▸ EXERCISE DESCRIPTION
Your answer should be one number: the count of lines in the records that include the word "image".

▸ Data records for software interfaces
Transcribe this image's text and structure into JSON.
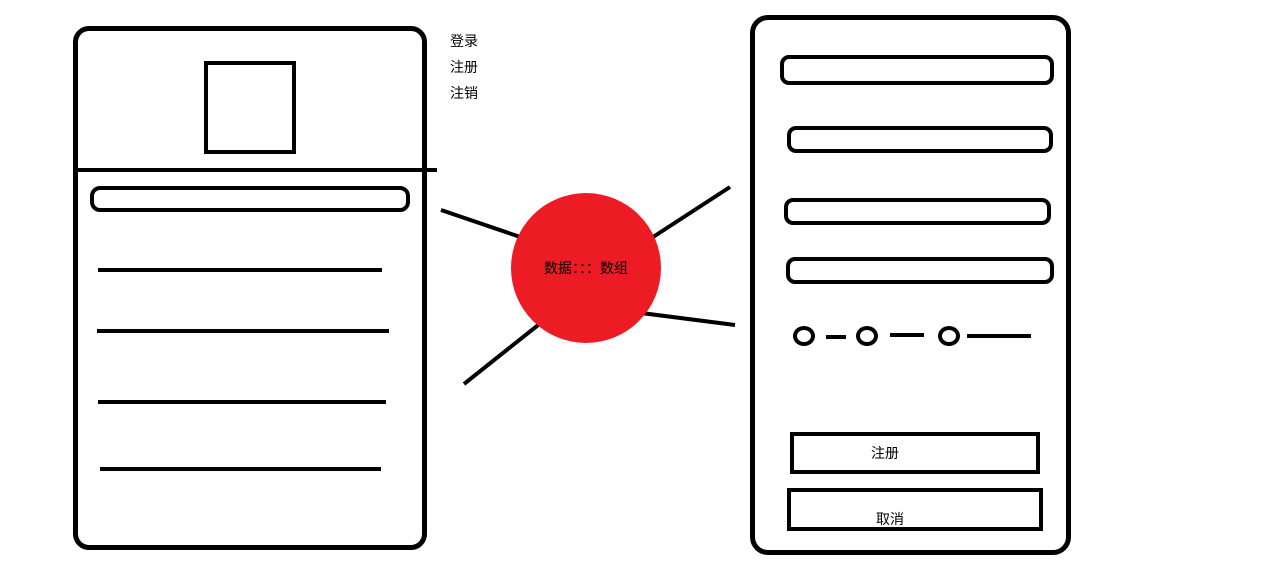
{
  "side_menu": {
    "items": [
      {
        "label": "登录"
      },
      {
        "label": "注册"
      },
      {
        "label": "注销"
      }
    ]
  },
  "data_hub": {
    "label": "数据：：：数组",
    "color": "#ed1c24"
  },
  "register_form": {
    "submit_label": "注册",
    "cancel_label": "取消"
  }
}
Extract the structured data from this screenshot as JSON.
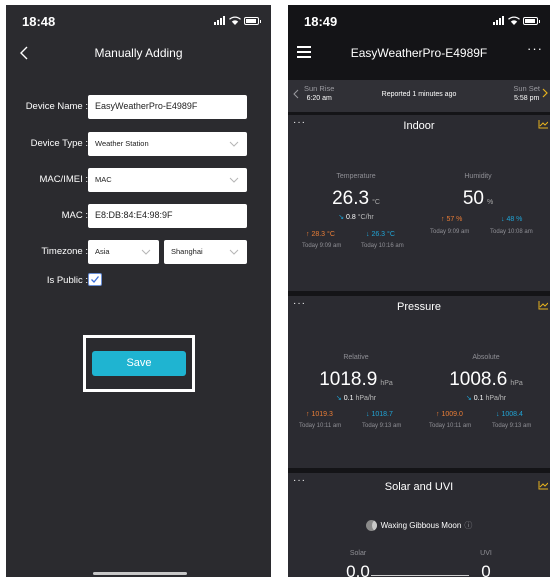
{
  "left": {
    "status": {
      "time": "18:48"
    },
    "nav": {
      "title": "Manually Adding"
    },
    "form": {
      "device_name": {
        "label": "Device Name :",
        "value": "EasyWeatherPro-E4989F"
      },
      "device_type": {
        "label": "Device Type :",
        "value": "Weather Station"
      },
      "mac_imei": {
        "label": "MAC/IMEI :",
        "value": "MAC"
      },
      "mac": {
        "label": "MAC :",
        "value": "E8:DB:84:E4:98:9F"
      },
      "timezone": {
        "label": "Timezone :",
        "region": "Asia",
        "city": "Shanghai"
      },
      "is_public": {
        "label": "Is Public :",
        "checked": true
      }
    },
    "save_label": "Save"
  },
  "right": {
    "status": {
      "time": "18:49"
    },
    "nav": {
      "title": "EasyWeatherPro-E4989F",
      "more": "···"
    },
    "sunbar": {
      "sunrise_label": "Sun Rise",
      "sunrise_time": "6:20 am",
      "reported": "Reported 1 minutes ago",
      "sunset_label": "Sun Set",
      "sunset_time": "5:58 pm"
    },
    "indoor": {
      "title": "Indoor",
      "temperature": {
        "label": "Temperature",
        "value": "26.3",
        "unit": "°C",
        "rate": "0.8",
        "rate_unit": "°C/hr",
        "high": "↑ 28.3 °C",
        "low": "↓ 26.3 °C",
        "high_time": "Today 9:09 am",
        "low_time": "Today 10:16 am"
      },
      "humidity": {
        "label": "Humidity",
        "value": "50",
        "unit": "%",
        "high": "↑ 57 %",
        "low": "↓ 48 %",
        "high_time": "Today 9:09 am",
        "low_time": "Today 10:08 am"
      }
    },
    "pressure": {
      "title": "Pressure",
      "relative": {
        "label": "Relative",
        "value": "1018.9",
        "unit": "hPa",
        "rate": "0.1",
        "rate_unit": "hPa/hr",
        "high": "↑ 1019.3",
        "low": "↓ 1018.7",
        "high_time": "Today 10:11 am",
        "low_time": "Today 9:13 am"
      },
      "absolute": {
        "label": "Absolute",
        "value": "1008.6",
        "unit": "hPa",
        "rate": "0.1",
        "rate_unit": "hPa/hr",
        "high": "↑ 1009.0",
        "low": "↓ 1008.4",
        "high_time": "Today 10:11 am",
        "low_time": "Today 9:13 am"
      }
    },
    "solar": {
      "title": "Solar and UVI",
      "moon": "Waxing Gibbous Moon",
      "solar_label": "Solar",
      "solar_value": "0.0",
      "uvi_label": "UVI",
      "uvi_value": "0"
    }
  },
  "colors": {
    "accent_blue": "#1fb4d1",
    "high_orange": "#ec7d35",
    "low_blue": "#1fa5d8",
    "graph_yellow": "#e6b21e"
  }
}
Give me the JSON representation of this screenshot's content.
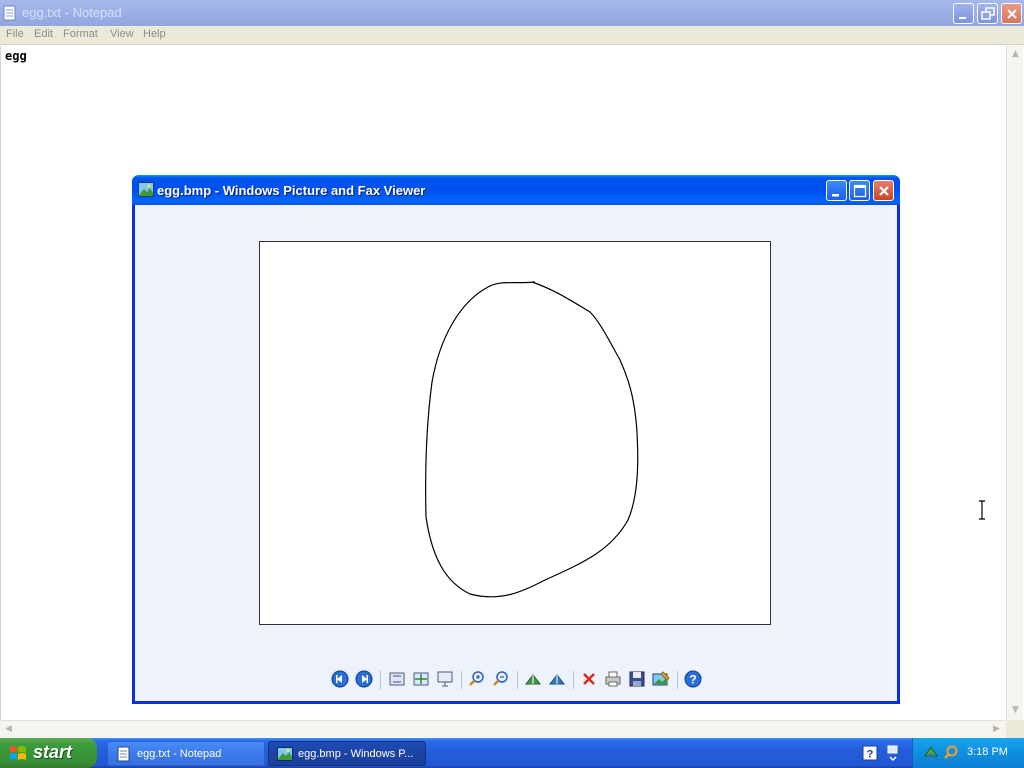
{
  "notepad": {
    "title": "egg.txt - Notepad",
    "menu": [
      "File",
      "Edit",
      "Format",
      "View",
      "Help"
    ],
    "content": "egg"
  },
  "viewer": {
    "title": "egg.bmp - Windows Picture and Fax Viewer",
    "toolbar_icons": [
      "previous-image-icon",
      "next-image-icon",
      "best-fit-icon",
      "actual-size-icon",
      "slideshow-icon",
      "zoom-in-icon",
      "zoom-out-icon",
      "rotate-clockwise-icon",
      "rotate-counterclockwise-icon",
      "delete-icon",
      "print-icon",
      "save-icon",
      "open-for-editing-icon",
      "help-icon"
    ]
  },
  "taskbar": {
    "start_label": "start",
    "tasks": [
      {
        "label": "egg.txt - Notepad",
        "active": false
      },
      {
        "label": "egg.bmp - Windows P...",
        "active": true
      }
    ],
    "clock": "3:18 PM"
  },
  "colors": {
    "active_title": "#0054e3",
    "inactive_title": "#9db1e8",
    "taskbar": "#245edb",
    "start_button": "#3c9c3b",
    "viewer_background": "#eef2fb"
  }
}
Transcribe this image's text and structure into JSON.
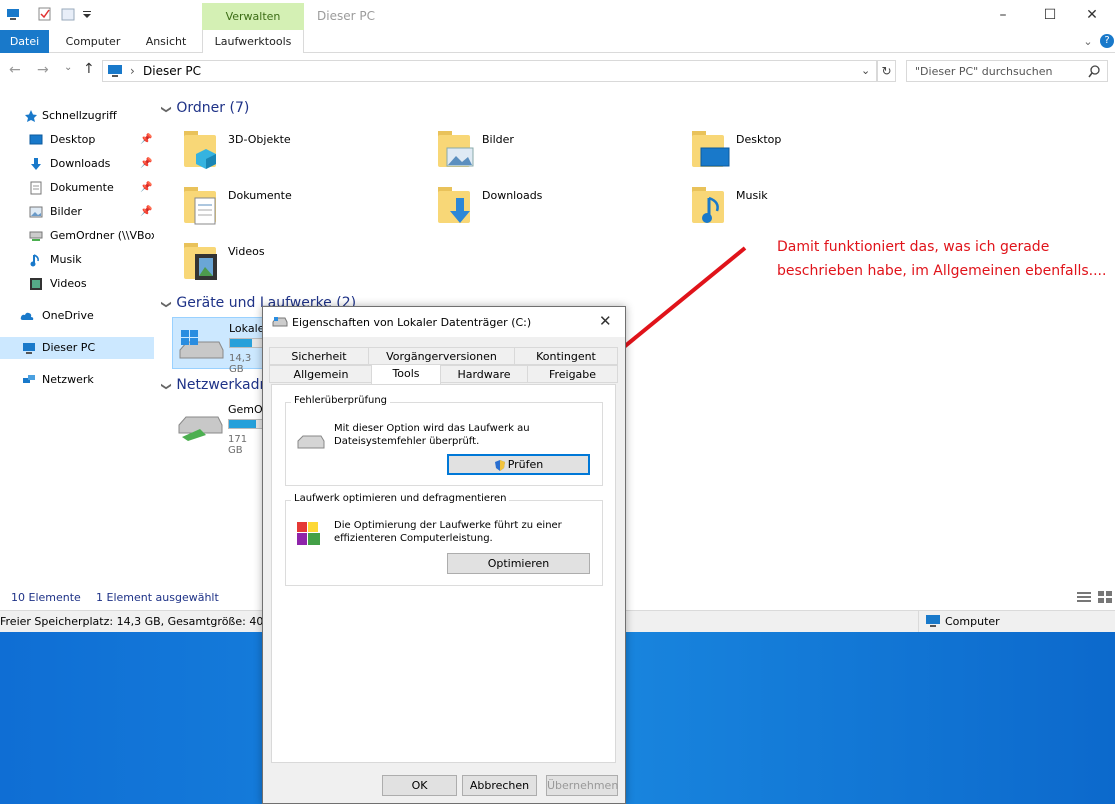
{
  "window": {
    "title": "Dieser PC",
    "contextual_tab": "Verwalten",
    "minimize": "–",
    "maximize": "☐",
    "close": "✕"
  },
  "ribbon": {
    "tabs": [
      "Datei",
      "Computer",
      "Ansicht",
      "Laufwerktools"
    ],
    "expand": "⌄",
    "help": "?"
  },
  "address": {
    "path_sep": "›",
    "path": "Dieser PC",
    "search_placeholder": "\"Dieser PC\" durchsuchen",
    "dropdown": "⌄",
    "refresh": "↻",
    "back": "←",
    "forward": "→",
    "recent": "⌄",
    "up": "↑"
  },
  "nav": {
    "items": [
      {
        "label": "Schnellzugriff"
      },
      {
        "label": "Desktop"
      },
      {
        "label": "Downloads"
      },
      {
        "label": "Dokumente"
      },
      {
        "label": "Bilder"
      },
      {
        "label": "GemOrdner (\\\\VBox"
      },
      {
        "label": "Musik"
      },
      {
        "label": "Videos"
      },
      {
        "label": "OneDrive"
      },
      {
        "label": "Dieser PC"
      },
      {
        "label": "Netzwerk"
      }
    ],
    "pin": "📌"
  },
  "content": {
    "chev": "❯",
    "groups": {
      "ordner": "Ordner (7)",
      "geraete": "Geräte und Laufwerke (2)",
      "netzwerk": "Netzwerkadr"
    },
    "folders": [
      "3D-Objekte",
      "Bilder",
      "Desktop",
      "Dokumente",
      "Downloads",
      "Musik",
      "Videos"
    ],
    "drive_c": {
      "label": "Lokale",
      "size": "14,3 GB",
      "fill_fraction": 0.65
    },
    "drive_net": {
      "label": "GemO",
      "size": "171 GB",
      "fill_fraction": 0.8
    }
  },
  "status": {
    "count": "10 Elemente",
    "selection": "1 Element ausgewählt",
    "free_space": "Freier Speicherplatz: 14,3 GB, Gesamtgröße: 40,7 G",
    "location": "Computer"
  },
  "dialog": {
    "title": "Eigenschaften von Lokaler Datenträger (C:)",
    "close": "✕",
    "tabs_top": [
      "Sicherheit",
      "Vorgängerversionen",
      "Kontingent"
    ],
    "tabs_bottom": [
      "Allgemein",
      "Tools",
      "Hardware",
      "Freigabe"
    ],
    "error_check": {
      "title": "Fehlerüberprüfung",
      "text1": "Mit dieser Option wird das Laufwerk au",
      "text2": "Dateisystemfehler überprüft.",
      "button": "Prüfen"
    },
    "optimize": {
      "title": "Laufwerk optimieren und defragmentieren",
      "text1": "Die Optimierung der Laufwerke führt zu einer",
      "text2": "effizienteren Computerleistung.",
      "button": "Optimieren"
    },
    "buttons": {
      "ok": "OK",
      "cancel": "Abbrechen",
      "apply": "Übernehmen"
    }
  },
  "annotation": {
    "text": "Damit funktioniert das, was ich gerade beschrieben habe, im Allgemeinen ebenfalls....",
    "color": "#e0131a"
  },
  "colors": {
    "accent": "#1979ca",
    "drive_bar": "#26a0da",
    "selected_bg": "#cce8ff",
    "contextual": "#d4f0b4"
  }
}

▸ TASK SOLUTION
4